However, Su was most famous for his hydraulic-powered astronomical clock tower, crowned with a mechanically driven armillary sphere, erected in the capital city of Kaifeng in the year 1088. Su's clock tower employed the escapement mechanism two centuries before it was applied in clocks of Europe. Su's clock tower featured the earliest known endless power-transmitting chain drive in the world, as outlined in his horological treatise of 1092; the cases of these two men display the eagerness of the Song in drafting skilled officials who were knowledgeable in the various sciences which could benefit the administration, the military, the economy, the people. Intellectual men of letters like the versatile Shen Kuo dabbled in subjects as diverse as mathematics, geology, engineering, art criticism, military strategy, diplomacy, among others. On a court mission to inspect a frontier region, Shen Kuo once made a raised-relief map of wood and glue-soaked sawdust to show the mountains, roads and passes to other officials.

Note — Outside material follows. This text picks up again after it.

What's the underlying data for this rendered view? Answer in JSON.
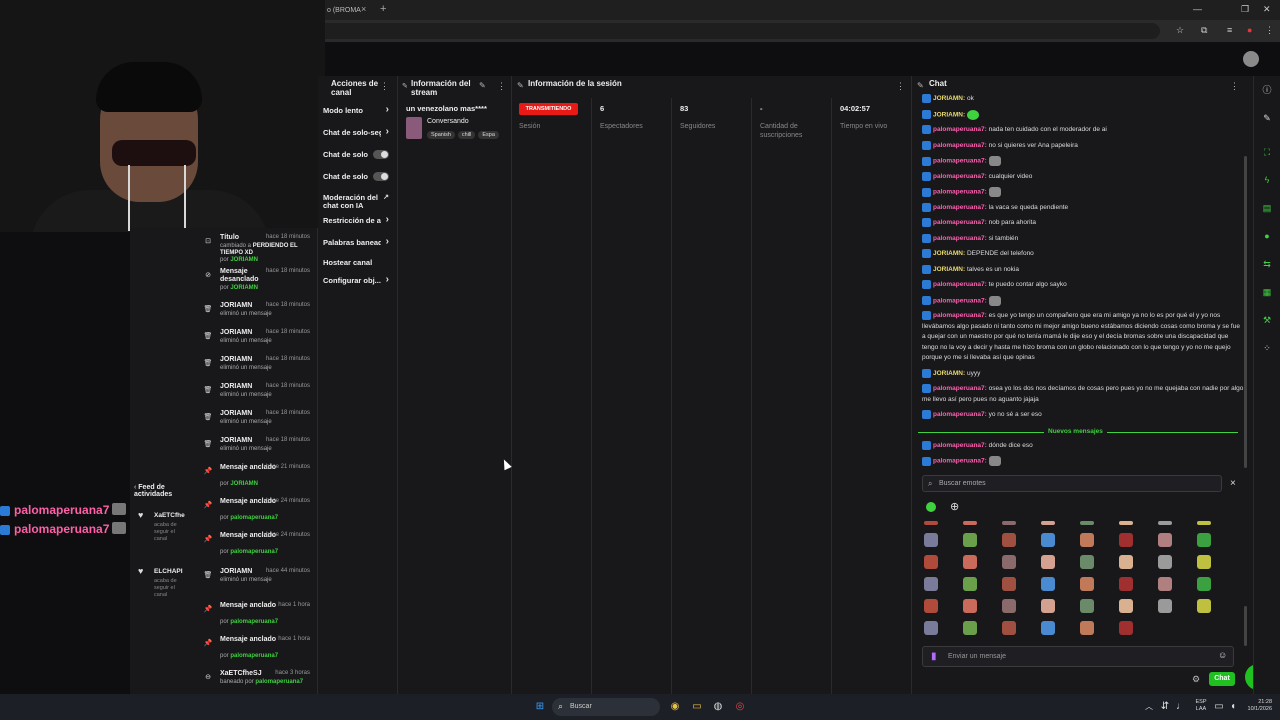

He once computed the total number of possible situations on a game board, another time the longest possible military campaign given the limits of human carriers who would bring their own food and food for other soldiers. Shen Kuo is noted for improving the designs of the inflow clepsydra clock for a more efficient higher-order interpolation, the armillary sphere, the gnomon, the astronomical sighting tube. Shen Kuo experimented with camera obscura, only a few decades after the first to do so, Ibn al-Haytham. There were many other important figures in the Song era besides Shen Kuo and Su Song, many of whom contributed to the technological innovations of the time period. Although the mechanically driven mile-marking device of the carriage-drawn odometer had been known in China since the ancient Han dynasty, the Song Shi provides a much greater description and more in-depth view of the device than earlier Chinese sources; the Song Shi states: The odometer. is painted red, with pictures of flowers and birds on the four sides, constructed in two storeys, handsomely adorned with carvings.
At the completion of every li, the wooden figure of a man in the lowe